*** Record excerpts ***

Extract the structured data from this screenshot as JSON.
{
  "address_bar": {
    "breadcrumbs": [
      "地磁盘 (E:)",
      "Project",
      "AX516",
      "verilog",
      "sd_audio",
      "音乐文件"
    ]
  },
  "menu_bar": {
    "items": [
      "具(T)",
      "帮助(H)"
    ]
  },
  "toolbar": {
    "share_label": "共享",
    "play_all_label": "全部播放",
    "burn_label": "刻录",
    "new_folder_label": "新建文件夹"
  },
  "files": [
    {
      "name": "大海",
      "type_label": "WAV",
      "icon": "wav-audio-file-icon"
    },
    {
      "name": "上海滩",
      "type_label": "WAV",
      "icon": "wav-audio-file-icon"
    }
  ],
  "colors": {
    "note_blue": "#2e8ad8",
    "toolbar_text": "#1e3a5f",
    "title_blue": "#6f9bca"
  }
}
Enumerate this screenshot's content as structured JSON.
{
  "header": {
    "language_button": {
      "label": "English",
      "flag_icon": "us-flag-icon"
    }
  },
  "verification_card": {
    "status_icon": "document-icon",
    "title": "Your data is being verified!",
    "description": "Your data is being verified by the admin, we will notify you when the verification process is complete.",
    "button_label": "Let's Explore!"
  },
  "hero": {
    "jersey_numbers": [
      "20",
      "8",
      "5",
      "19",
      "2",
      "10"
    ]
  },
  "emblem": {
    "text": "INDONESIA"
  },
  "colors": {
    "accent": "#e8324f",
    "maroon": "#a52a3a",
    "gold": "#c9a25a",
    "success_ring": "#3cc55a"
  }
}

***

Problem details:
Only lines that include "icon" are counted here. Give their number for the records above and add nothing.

Solution to this problem:
4